1962. 214 pages.
Recommendation from: Jenny and Teresa of Shelf Love
In January, I read John Steinbeck’s Travels with Charley: In Search of America. In 1960, the author went on a road trip around the U.S. with his dog Charley. (I loved that one of his first visits was to Maine, my home state.) As with his novels, Steinbeck displays good humor and is incredibly insightful about people, to include himself. Reading this book so soon after the Presidential inauguration, this passage about Steinbeck and his sisters seemed appropriate:
Each evening we promised, “Let’s just be friendly and loving. No politics tonight.” And ten minutes later we would be screaming at each other…
“Father would turn in his grave if he heard you.”
“No, don’t bring him in, because he would be a Democrat today.”
“Listen to you. Bobby Kennedy is out buying sacks full of votes.”
“You mean no Republican ever bought a vote? Don’t make me laugh.”
It was bitter and it was endless. We dug up obsolete convention weapons and insults to hurl back and forth . . . A stranger hearing us would have called the police to prevent bloodshed. And I don’t think we were the only ones. I believe this was going on all over the country in private. It must have been only publicly that the nation was tongue-tied.
Steinbeck’s descriptions of nature, too, are evocative – there’s a passage about redwoods that I particularly liked.
As far as the subtitle goes, Steinbeck makes no conclusions or pronouncements about America, but he does capture some of the country’s appeal and also its sins. Toward the end of the book, he stops in New Orleans to witness “The Cheerleaders” – a group of women who had been gathering at a school every morning to scream obscenely at young black schoolchildren who were being integrated into the school. The sight and the conversations he has later with other people in Louisiana on the way out make him feel very weary.
I love travel memoirs and I loved Steinbeck’s novel East of Eden, so this book was definitely right up my alley.
Excerpts from others’ reviews:
Book Chase – “I admit to being a little disappointed that Steinbeck misrepresented the origin of some of what he claims happened in Travels with Charley mainly because it makes me wonder if he simply set out with a specific agenda in mind and made sure that he got the answers that supported his own views about the social condition of the country.”

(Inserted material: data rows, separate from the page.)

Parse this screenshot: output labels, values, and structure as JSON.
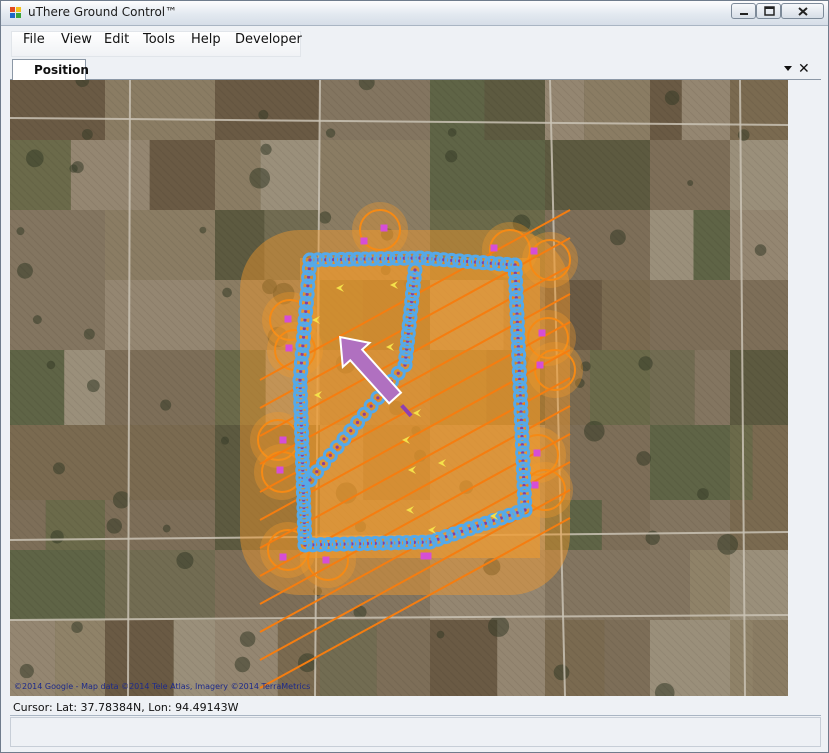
{
  "window": {
    "title": "uThere Ground Control™"
  },
  "menu": {
    "items": [
      {
        "label": "File"
      },
      {
        "label": "View"
      },
      {
        "label": "Edit"
      },
      {
        "label": "Tools"
      },
      {
        "label": "Help"
      },
      {
        "label": "Developer"
      }
    ]
  },
  "tabs": [
    {
      "label": "Position",
      "active": true
    }
  ],
  "map": {
    "copyright": "©2014 Google - Map data ©2014 Tele Atlas, Imagery ©2014 TerraMetrics",
    "colors": {
      "flight_area": "#f39a2b",
      "track": "#56a9e8",
      "waypoint": "#d64ed6",
      "heading_arrow": "#b070c0",
      "direction_marker": "#f5e14a"
    },
    "icons": [
      "vehicle-heading-arrow-icon",
      "waypoint-marker-icon",
      "direction-chevron-icon"
    ]
  },
  "status": {
    "cursor": "Cursor: Lat: 37.78384N, Lon: 94.49143W"
  }
}
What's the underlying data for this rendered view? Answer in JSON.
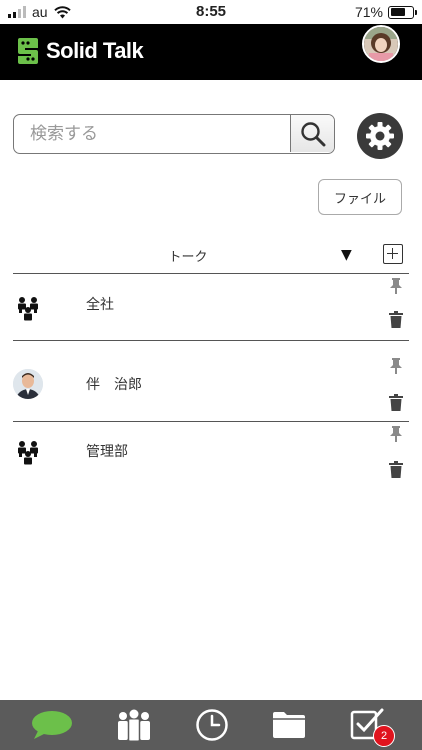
{
  "status_bar": {
    "carrier": "au",
    "time": "8:55",
    "battery_percent": "71%",
    "battery_level": 0.71
  },
  "header": {
    "app_name": "Solid Talk",
    "logo_icon": "solidtalk-logo-icon",
    "accent_color": "#6cc04a"
  },
  "search": {
    "placeholder": "検索する",
    "value": ""
  },
  "toolbar": {
    "file_label": "ファイル"
  },
  "talk_list": {
    "title": "トーク",
    "items": [
      {
        "name": "全社",
        "icon": "group-icon"
      },
      {
        "name": "伴　治郎",
        "icon": "avatar"
      },
      {
        "name": "管理部",
        "icon": "group-icon"
      }
    ]
  },
  "tab_bar": {
    "tabs": [
      {
        "icon": "chat-bubble-icon",
        "active": true
      },
      {
        "icon": "people-icon",
        "active": false
      },
      {
        "icon": "clock-icon",
        "active": false
      },
      {
        "icon": "folder-icon",
        "active": false
      },
      {
        "icon": "task-check-icon",
        "active": false
      }
    ],
    "task_badge": "2",
    "active_color": "#6cc04a",
    "badge_color": "#e0141e"
  }
}
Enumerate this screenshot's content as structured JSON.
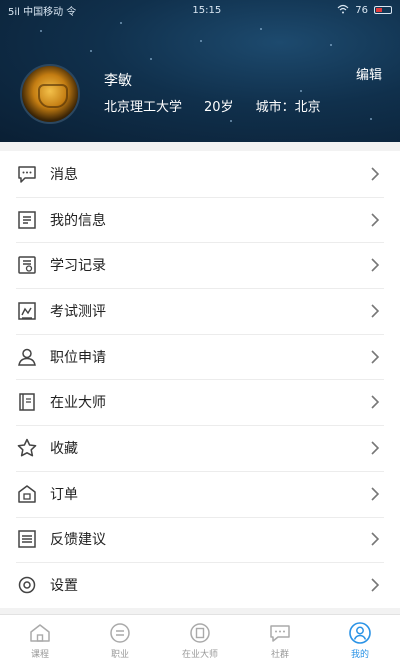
{
  "status_bar": {
    "carrier": "5il 中国移动 令",
    "time": "15:15",
    "signal": "76",
    "battery_color": "#e03a3a"
  },
  "profile": {
    "name": "李敏",
    "school": "北京理工大学",
    "age": "20岁",
    "hometown": "城市：北京",
    "edit_label": "编辑"
  },
  "menu": [
    {
      "label": "消息",
      "icon": "message-icon"
    },
    {
      "label": "我的信息",
      "icon": "profile-card-icon"
    },
    {
      "label": "学习记录",
      "icon": "study-record-icon"
    },
    {
      "label": "考试测评",
      "icon": "exam-icon"
    },
    {
      "label": "职位申请",
      "icon": "person-icon"
    },
    {
      "label": "在业大师",
      "icon": "book-icon"
    },
    {
      "label": "收藏",
      "icon": "star-icon"
    },
    {
      "label": "订单",
      "icon": "order-icon"
    },
    {
      "label": "反馈建议",
      "icon": "feedback-icon"
    },
    {
      "label": "设置",
      "icon": "settings-icon"
    }
  ],
  "tabs": [
    {
      "label": "课程",
      "icon": "home-icon"
    },
    {
      "label": "职业",
      "icon": "career-icon"
    },
    {
      "label": "在业大师",
      "icon": "master-icon"
    },
    {
      "label": "社群",
      "icon": "community-icon"
    },
    {
      "label": "我的",
      "icon": "me-icon",
      "active": true
    }
  ],
  "colors": {
    "accent": "#2a93e6",
    "header_bg": "#10304c"
  }
}
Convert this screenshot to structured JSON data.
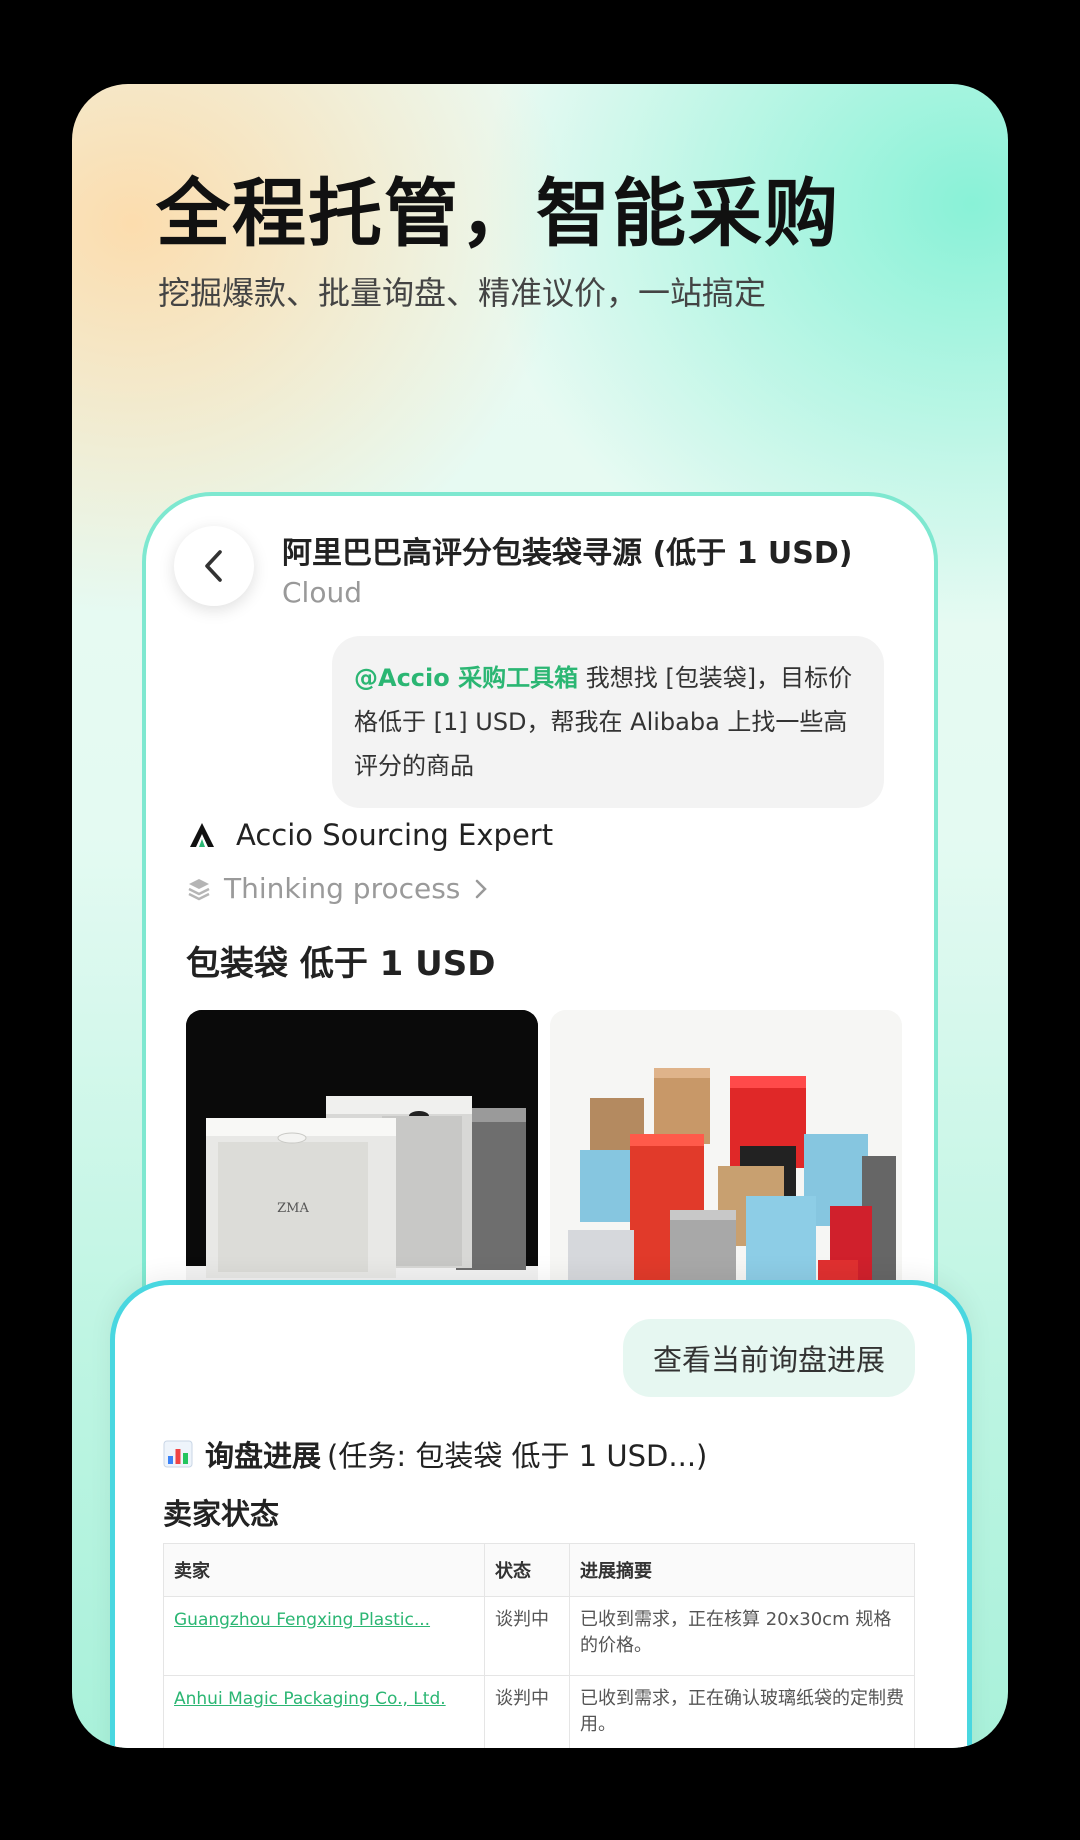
{
  "hero": {
    "title": "全程托管，智能采购",
    "subtitle": "挖掘爆款、批量询盘、精准议价，一站搞定"
  },
  "chat": {
    "title": "阿里巴巴高评分包装袋寻源 (低于 1 USD)",
    "subtitle": "Cloud",
    "user_message": {
      "mention": "@Accio 采购工具箱",
      "text": " 我想找 [包装袋]，目标价格低于 [1] USD，帮我在 Alibaba 上找一些高评分的商品"
    },
    "agent_name": "Accio Sourcing Expert",
    "thinking_label": "Thinking process",
    "result_title": "包装袋 低于 1 USD",
    "products": [
      {
        "icon": "frosted-zip-bags-image",
        "print": "ZMA"
      },
      {
        "icon": "colorful-coffee-pouches-image"
      }
    ]
  },
  "inquiry": {
    "button_label": "查看当前询盘进展",
    "progress_title": "询盘进展",
    "progress_task": "(任务: 包装袋 低于 1 USD...)",
    "seller_status_title": "卖家状态",
    "table": {
      "columns": [
        "卖家",
        "状态",
        "进展摘要"
      ],
      "rows": [
        {
          "seller": "Guangzhou Fengxing Plastic...",
          "status": "谈判中",
          "summary": "已收到需求，正在核算 20x30cm 规格的价格。"
        },
        {
          "seller": "Anhui Magic Packaging Co., Ltd.",
          "status": "谈判中",
          "summary": "已收到需求，正在确认玻璃纸袋的定制费用。"
        }
      ]
    }
  },
  "colors": {
    "accent_green": "#2bb673",
    "card_border": "#7ee8d0",
    "panel_border": "#49d7e0"
  }
}
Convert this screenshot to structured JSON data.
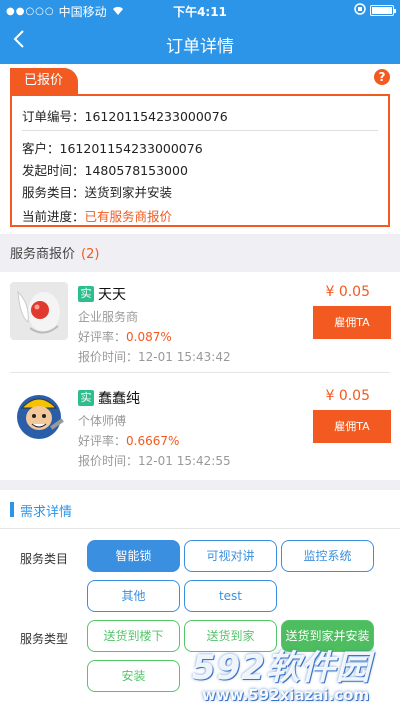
{
  "status_bar": {
    "carrier": "中国移动",
    "time": "下午4:11"
  },
  "nav": {
    "title": "订单详情",
    "back_icon": "chevron-left-icon"
  },
  "order": {
    "status_tab": "已报价",
    "help_icon_label": "?",
    "order_no_label": "订单编号：",
    "order_no": "161201154233000076",
    "customer_label": "客户：",
    "customer": "161201154233000076",
    "start_time_label": "发起时间：",
    "start_time": "1480578153000",
    "service_label": "服务类目：",
    "service": "送货到家并安装",
    "progress_label": "当前进度：",
    "progress": "已有服务商报价"
  },
  "quotes": {
    "header": "服务商报价",
    "count": "(2)",
    "providers": [
      {
        "badge": "实",
        "name": "天天",
        "type": "企业服务商",
        "rate_label": "好评率：",
        "rate": "0.087%",
        "time_label": "报价时间：",
        "time": "12-01 15:43:42",
        "price": "¥ 0.05",
        "hire_label": "雇佣TA"
      },
      {
        "badge": "实",
        "name": "蠢蠢纯",
        "type": "个体师傅",
        "rate_label": "好评率：",
        "rate": "0.6667%",
        "time_label": "报价时间：",
        "time": "12-01 15:42:55",
        "price": "¥ 0.05",
        "hire_label": "雇佣TA"
      }
    ]
  },
  "requirements": {
    "title": "需求详情",
    "category_label": "服务类目",
    "categories": [
      "智能锁",
      "可视对讲",
      "监控系统",
      "其他",
      "test"
    ],
    "type_label": "服务类型",
    "types": [
      "送货到楼下",
      "送货到家",
      "送货到家并安装",
      "安装"
    ]
  },
  "watermark": {
    "brand": "592软件园",
    "url": "www.592xiazai.com"
  },
  "colors": {
    "primary_blue": "#2d95e8",
    "accent_orange": "#f25a21",
    "green": "#4dbd5f"
  }
}
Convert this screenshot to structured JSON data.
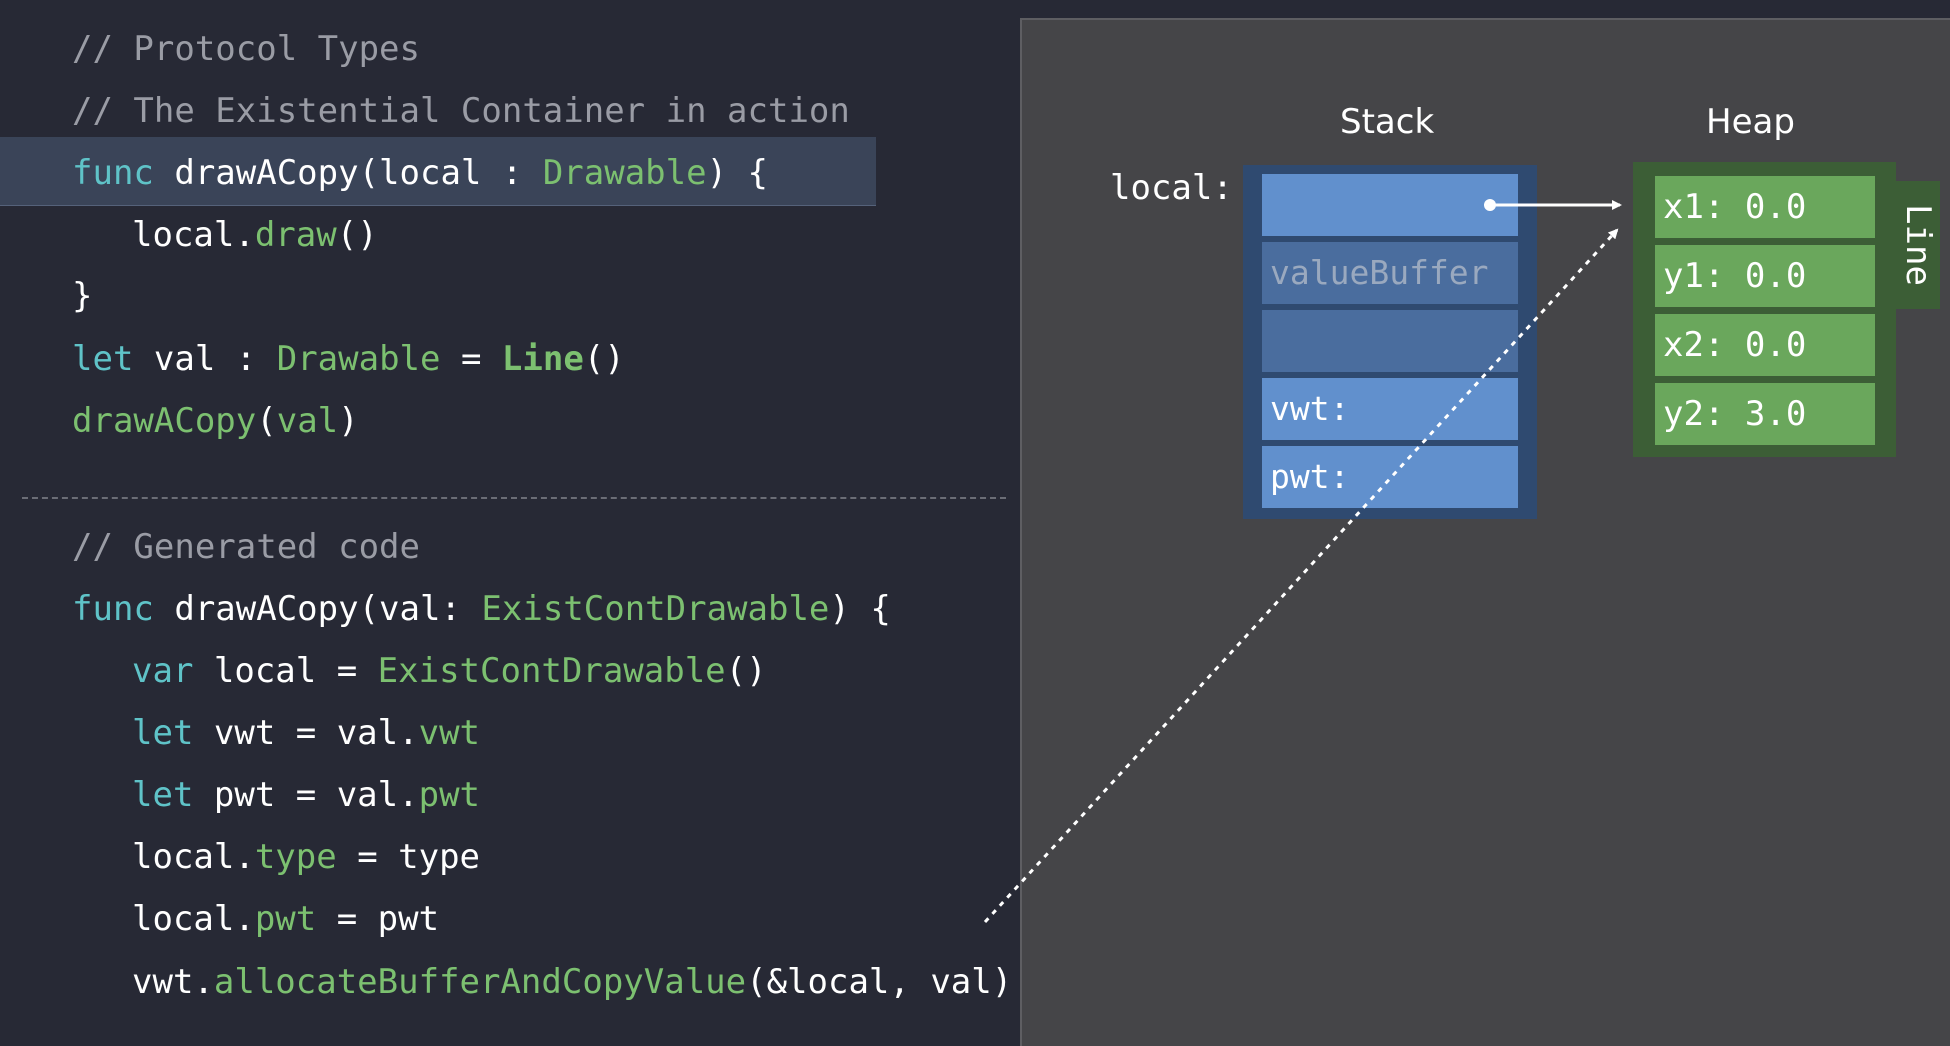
{
  "code_top": {
    "comment1": "// Protocol Types",
    "comment2": "// The Existential Container in action",
    "l3_kw": "func",
    "l3_a": " drawACopy(local : ",
    "l3_type": "Drawable",
    "l3_b": ") {",
    "l4_a": "local.",
    "l4_fn": "draw",
    "l4_b": "()",
    "l5": "}",
    "l6_kw": "let",
    "l6_a": " val : ",
    "l6_type": "Drawable",
    "l6_b": " = ",
    "l6_ctor": "Line",
    "l6_c": "()",
    "l7_fn": "drawACopy",
    "l7_a": "(",
    "l7_arg": "val",
    "l7_b": ")"
  },
  "code_bottom": {
    "comment": "// Generated code",
    "l1_kw": "func",
    "l1_a": " drawACopy(val: ",
    "l1_type": "ExistContDrawable",
    "l1_b": ") {",
    "l2_kw": "var",
    "l2_a": " local = ",
    "l2_type": "ExistContDrawable",
    "l2_b": "()",
    "l3_kw": "let",
    "l3_a": " vwt = val.",
    "l3_prop": "vwt",
    "l4_kw": "let",
    "l4_a": " pwt = val.",
    "l4_prop": "pwt",
    "l5_a": "local.",
    "l5_prop": "type",
    "l5_b": " = type",
    "l6_a": "local.",
    "l6_prop": "pwt",
    "l6_b": " = pwt",
    "l7_a": "vwt.",
    "l7_fn": "allocateBufferAndCopyValue",
    "l7_b": "(&local, val)"
  },
  "diagram": {
    "stack_title": "Stack",
    "heap_title": "Heap",
    "local_label": "local:",
    "stack_cells": [
      "",
      "valueBuffer",
      "",
      "vwt:",
      "pwt:"
    ],
    "heap_type_label": "Line",
    "heap_cells": [
      "x1: 0.0",
      "y1: 0.0",
      "x2: 0.0",
      "y2: 3.0"
    ]
  },
  "colors": {
    "background": "#272935",
    "keyword": "#5fc3c8",
    "type": "#7cc070",
    "comment": "#9a9ca5",
    "stack_cell": "#6190cd",
    "heap_cell": "#6aa75c"
  }
}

Pining for the West – “As I said, I really loved this book but for me it was too short. I would have liked more details. Things like how far he was actually travelling between various states and maybe a bit more in the way of descriptions of the scenery. It probably didn’t occur to him that such details would be of interest to someone sitting reading it in Scotland, or for that matter someone reading it 50 years after it was written.”
Teresa of Shelf Love: “Travel stories bring out the humor, especially when the travel is unconventional and involves a dog! But for me, it was his treatment of the people he met that really stood out. He does seem to want to find the dignity within each one”